A year before the Jesse James family reunion, Judge James R. Ross and myself made a trip to Paso Robles to meet with Tom Martin, then current owner of the Paso Robles Inn. I had visited there in 2000 when the remnant of the old hotel was undergoing preservation and restoration. I was anxious to see what had been done since. Both I and Judge Ross also hoped Tom Martin would agree to host our Jesse James family reunion at the historic hotel, first founded by Drury Woodson James.

Tom Martin, Anne Martin-Bowler, Judge James R. Ross, Eric F. James
Tom Martin, Anne Martin-Bowler, Judge James R. Ross, Eric F. James

I had already posted a lengthy feature story about Uncle Drury and his famous hotel on our website Stray LeavesWhen Meeting Tom Martin, we also met his sister Anne Martin-Bowler. She informed us she was writing a book about Drury Woodson James and the founding of the hotel. The book was planned as a promotion for the hotel. The History of the Paso Robles Inn, More Than a Century of Pride has been published since.  Anne did an excellent job.

Needless to say, the Martins were thrilled to be our host. We were equally thrilled to be holding the family reunion on Uncle Drury’s old hotel property. We were especially excited about having a family banquet in Uncle Drury’s ballroom, which the Martins had preserved and restored. Until Tom Wallace

Until Tom Wallace, who supervised the reconstruction, told us his story of working on the formerly condemned property as he does in this video, the only information I had about it was gleaned from George Jackson. a heating contractor, employed  to install a  heating plant for the old ruin. I was particularly tickled by Jackson’s story of discovering a petrified cat when he opened up sealed portions of the original brick basement. You can find Jackson’s story on Stray Leaves.

Jesse James Family Reunion 2002 Video – Pt. 9

Arriving at Hearst Castle, the Jesse James family at first believed they were simply visiting a local stellar attraction not too far distant from the home of Drury Woodson James.

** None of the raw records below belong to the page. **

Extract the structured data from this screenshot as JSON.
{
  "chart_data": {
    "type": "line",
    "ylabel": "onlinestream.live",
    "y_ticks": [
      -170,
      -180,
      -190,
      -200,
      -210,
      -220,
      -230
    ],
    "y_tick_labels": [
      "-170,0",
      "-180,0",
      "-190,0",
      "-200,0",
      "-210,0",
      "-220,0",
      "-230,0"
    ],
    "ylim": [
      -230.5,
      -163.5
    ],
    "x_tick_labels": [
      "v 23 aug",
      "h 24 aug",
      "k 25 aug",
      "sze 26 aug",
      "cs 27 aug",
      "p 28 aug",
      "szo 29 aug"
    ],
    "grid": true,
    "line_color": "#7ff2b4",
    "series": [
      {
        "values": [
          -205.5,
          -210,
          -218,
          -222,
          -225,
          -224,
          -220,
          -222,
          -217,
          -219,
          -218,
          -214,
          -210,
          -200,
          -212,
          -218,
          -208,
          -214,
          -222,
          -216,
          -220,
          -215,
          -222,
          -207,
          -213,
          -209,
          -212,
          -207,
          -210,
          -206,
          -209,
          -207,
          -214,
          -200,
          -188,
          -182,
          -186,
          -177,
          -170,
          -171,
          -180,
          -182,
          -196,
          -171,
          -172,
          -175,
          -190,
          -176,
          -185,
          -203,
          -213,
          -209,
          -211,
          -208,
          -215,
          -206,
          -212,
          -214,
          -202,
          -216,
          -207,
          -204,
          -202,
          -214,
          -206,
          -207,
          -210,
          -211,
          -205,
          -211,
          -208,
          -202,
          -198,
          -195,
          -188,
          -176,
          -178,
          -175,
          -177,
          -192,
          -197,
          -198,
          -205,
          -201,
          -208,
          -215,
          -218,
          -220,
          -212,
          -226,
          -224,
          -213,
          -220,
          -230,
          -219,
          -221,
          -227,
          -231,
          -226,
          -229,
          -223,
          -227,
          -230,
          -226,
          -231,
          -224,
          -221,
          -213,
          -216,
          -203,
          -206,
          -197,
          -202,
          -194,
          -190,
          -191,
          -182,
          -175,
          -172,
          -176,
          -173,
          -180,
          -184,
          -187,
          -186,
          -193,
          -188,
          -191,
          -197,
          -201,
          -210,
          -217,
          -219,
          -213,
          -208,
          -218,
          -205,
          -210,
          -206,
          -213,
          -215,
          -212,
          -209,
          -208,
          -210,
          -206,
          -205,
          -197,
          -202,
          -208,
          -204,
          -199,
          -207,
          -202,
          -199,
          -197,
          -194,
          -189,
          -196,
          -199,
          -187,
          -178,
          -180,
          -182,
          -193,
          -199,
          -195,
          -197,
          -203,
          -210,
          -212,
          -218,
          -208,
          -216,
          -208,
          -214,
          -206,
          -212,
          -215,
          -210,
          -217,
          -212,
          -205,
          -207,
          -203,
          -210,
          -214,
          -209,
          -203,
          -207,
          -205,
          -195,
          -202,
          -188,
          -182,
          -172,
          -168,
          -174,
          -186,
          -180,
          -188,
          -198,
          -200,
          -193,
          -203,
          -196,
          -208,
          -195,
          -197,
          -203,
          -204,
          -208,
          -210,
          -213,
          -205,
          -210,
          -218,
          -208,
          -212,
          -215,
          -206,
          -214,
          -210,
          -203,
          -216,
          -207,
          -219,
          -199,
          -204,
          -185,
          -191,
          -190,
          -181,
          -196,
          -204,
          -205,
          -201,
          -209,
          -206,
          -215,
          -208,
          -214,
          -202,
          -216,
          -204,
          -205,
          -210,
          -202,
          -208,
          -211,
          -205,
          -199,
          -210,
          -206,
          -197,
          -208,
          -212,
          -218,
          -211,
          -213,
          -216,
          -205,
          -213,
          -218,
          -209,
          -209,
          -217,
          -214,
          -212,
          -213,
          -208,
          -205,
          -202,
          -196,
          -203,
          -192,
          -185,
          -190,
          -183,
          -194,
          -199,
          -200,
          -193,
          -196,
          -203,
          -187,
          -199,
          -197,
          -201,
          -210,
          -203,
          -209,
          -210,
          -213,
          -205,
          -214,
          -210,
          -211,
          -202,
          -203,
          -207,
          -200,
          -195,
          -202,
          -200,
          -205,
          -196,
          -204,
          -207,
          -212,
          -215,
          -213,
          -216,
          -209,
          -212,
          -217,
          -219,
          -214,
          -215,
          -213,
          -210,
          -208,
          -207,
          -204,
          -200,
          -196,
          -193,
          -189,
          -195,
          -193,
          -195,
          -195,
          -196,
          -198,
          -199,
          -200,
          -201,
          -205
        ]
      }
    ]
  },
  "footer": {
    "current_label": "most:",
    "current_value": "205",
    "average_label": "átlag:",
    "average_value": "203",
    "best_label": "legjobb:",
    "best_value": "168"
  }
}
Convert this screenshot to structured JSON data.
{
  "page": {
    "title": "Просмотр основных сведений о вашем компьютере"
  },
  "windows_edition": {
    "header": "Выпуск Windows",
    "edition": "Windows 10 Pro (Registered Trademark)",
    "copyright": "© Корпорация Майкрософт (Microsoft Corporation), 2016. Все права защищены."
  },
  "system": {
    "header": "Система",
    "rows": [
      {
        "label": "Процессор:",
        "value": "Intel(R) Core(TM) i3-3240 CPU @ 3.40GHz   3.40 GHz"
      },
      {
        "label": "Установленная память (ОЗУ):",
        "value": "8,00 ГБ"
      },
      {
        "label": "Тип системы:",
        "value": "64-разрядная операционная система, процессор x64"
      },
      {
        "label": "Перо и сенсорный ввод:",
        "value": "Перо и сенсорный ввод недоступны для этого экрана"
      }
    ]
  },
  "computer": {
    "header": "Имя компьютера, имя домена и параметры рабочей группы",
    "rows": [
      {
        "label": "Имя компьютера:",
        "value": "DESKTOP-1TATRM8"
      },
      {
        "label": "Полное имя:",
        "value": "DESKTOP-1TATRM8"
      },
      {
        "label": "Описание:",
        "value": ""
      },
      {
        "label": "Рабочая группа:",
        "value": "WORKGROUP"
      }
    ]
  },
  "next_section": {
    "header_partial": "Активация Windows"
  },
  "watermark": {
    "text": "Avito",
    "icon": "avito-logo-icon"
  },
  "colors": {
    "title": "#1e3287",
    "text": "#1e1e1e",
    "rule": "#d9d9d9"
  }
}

Hearst Castle’s docent regaled the family with the story of William Randolph Hearst’s legendary castle town recreation on a hill overlooking the sparkling blue Pacific Ocean and the area’s local history.

A docent from Hearst Castle welcomes the Jesse James family.
A docent from Hearst Castle welcomes the Jesse James family.

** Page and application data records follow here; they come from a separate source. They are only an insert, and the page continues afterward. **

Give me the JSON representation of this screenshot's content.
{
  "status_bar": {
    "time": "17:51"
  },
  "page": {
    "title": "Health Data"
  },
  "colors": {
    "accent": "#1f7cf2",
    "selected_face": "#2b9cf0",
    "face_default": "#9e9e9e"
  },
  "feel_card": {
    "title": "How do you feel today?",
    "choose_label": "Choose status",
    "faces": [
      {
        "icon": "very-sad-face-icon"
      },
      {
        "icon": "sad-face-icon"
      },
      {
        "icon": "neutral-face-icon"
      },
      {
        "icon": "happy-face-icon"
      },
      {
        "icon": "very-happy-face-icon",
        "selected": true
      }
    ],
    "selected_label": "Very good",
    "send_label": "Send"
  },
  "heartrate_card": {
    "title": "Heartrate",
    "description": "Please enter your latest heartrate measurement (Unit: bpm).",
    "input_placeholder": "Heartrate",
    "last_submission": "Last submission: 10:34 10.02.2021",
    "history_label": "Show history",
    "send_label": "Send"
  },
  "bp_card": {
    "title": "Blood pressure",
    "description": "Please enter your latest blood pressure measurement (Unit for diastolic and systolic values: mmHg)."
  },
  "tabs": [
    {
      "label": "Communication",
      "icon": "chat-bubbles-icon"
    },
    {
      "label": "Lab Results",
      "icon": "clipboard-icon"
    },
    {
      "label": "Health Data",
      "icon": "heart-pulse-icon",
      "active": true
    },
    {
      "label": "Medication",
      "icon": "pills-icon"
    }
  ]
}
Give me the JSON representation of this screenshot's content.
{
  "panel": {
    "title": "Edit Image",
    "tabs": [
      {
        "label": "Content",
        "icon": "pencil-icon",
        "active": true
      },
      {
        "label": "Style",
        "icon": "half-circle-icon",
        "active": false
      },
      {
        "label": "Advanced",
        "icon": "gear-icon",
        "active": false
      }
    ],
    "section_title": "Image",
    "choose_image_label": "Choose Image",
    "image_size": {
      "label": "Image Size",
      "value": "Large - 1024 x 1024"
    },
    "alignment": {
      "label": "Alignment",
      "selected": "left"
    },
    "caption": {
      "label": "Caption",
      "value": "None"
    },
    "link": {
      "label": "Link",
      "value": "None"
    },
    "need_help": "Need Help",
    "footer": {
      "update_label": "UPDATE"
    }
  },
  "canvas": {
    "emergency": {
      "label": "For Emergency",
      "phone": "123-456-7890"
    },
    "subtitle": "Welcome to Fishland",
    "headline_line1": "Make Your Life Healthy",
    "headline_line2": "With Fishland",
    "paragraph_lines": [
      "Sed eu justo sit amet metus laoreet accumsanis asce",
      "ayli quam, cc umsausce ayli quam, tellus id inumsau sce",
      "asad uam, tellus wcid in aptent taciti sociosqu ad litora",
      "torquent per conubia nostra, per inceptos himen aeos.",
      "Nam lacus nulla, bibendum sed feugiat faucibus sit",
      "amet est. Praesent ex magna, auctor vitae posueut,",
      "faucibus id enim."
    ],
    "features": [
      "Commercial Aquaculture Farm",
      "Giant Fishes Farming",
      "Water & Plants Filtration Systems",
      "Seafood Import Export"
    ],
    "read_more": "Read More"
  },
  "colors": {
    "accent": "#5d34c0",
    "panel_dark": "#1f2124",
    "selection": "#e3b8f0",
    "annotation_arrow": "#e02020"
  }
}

My postscript to the presentation made by the Hearst Castle’s docent in which I revealed the purpose of our visit, surprised even the docent. Since it was such a surprise, I knew I had to bring along the sources from where I had gleaned information that now appeared surprising. After my short presentation, the docent asked about my notes, “Can I see that?”

Jesse's great-grandson catches up the to James gang, eager to hear about the relationship between Hearst Castle and Drury Woodson James.
Jesse’s great-grandson, Judge James R. Ross, catches up the to James gang, eager to hear about the relationship between Hearst Castle and Drury Woodson James.

I have to admit that the first time when I discovered this small morsel of James history that now it so appetizing, I couldn’t be more grateful for all the effort that had been made to learn of it. The new research techniques I had developed in my years of researching the James family’s genealogy have paid off in very big ways, in excess of this little exciting discovery.

Leaving no stone unturned meant that my research not only had to study the James family, but also had to study their in-law families, and additionally to study the social communities among whom they lived. That’s how this small piece of Drury Woodson James’ history came to be found in a research depository I never might have looked in, had I only confined myself to studying the genealogy of the Jesse James family.

From Hearst Castle, we were off to visit the Tobin James Wine Cellars. While there, our host Tobin James told us the story about his bar which he had purchased and its claimed relationship with Jesse Woodson James.

Jesse James Family Reunion 2002 Video – Pt. 8

Our first full day of lectures at the James Family Reunion in 2002 left us feeling a bit of cabin fever. What better relief than to take a day trip to visit the cabin that Frank & Jesse James occupied during their visit with their uncle Drury Woodson James between 1868 and 1869.

James Curtis Lewis, Judge James R. Ross, Eric F. James
James Curtis Lewis, Judge James R. Ross, Eric F. James

The cabin had been relocated to its present site. Local historians produced the research to verify the fact. They also aided us. They contacted the owner so we could meet with him. We then presented him a plaque and historical commemoration for the cabin. (If anyone can name the name of the owner in 2002 or the owner today, please email it to me. It’s been misplaced among my records.)

When Jesse & Frank visited Paso Robles, Drury Woodson James was not entirely welcoming of their visit. A preliminary visit by Frank was required to convince Uncle Drury to allow the visit for the purposes of Jesse using Drury’s ancient hot springs to recover from the two bullet shots he was carrying in his chest.

The James Family present a commemorative citation to the Jesse James cabin's owner

As Jesse gradually recovered and put on a little weight, Drury employed his nephew with his vaqueros who worked Drury’s La Panza Rancho. As much as Jesse would have like to be considered an experienced cattleman, the vaqueros knew better. Jesse’s ropes were brand new and not woven like the ropes of the vaqueros. They laughed at Jesse as they would at any tenderfoot.

During their  visit, Frank and Jesse visited San Francisco. They also took an exploratory trip to Hangtown, in search of the burial site of their father, Rev. Robert Sallee James, who had died of cholera shortly after his arrival. A forest fire had ravaged the cemetery, burying many of wood grave markers and crucifixes, their father’s own among them. To present day, the exact burial site of Rev. Robert Salle James remains unknown.

The day trip ended at the Norman Vineyards. Owner Art Norman entertained us, showing us how wine is made. He then generously shared his product with us.

Jesse James' great grandson Judge James R. Ross visits Jesse's Paso Robles cabin for the first time
Judge James R. Ross visits for the first time the cabin his great-grandfather Jesse Woodson James occupied in 1868 in Paso Robles, California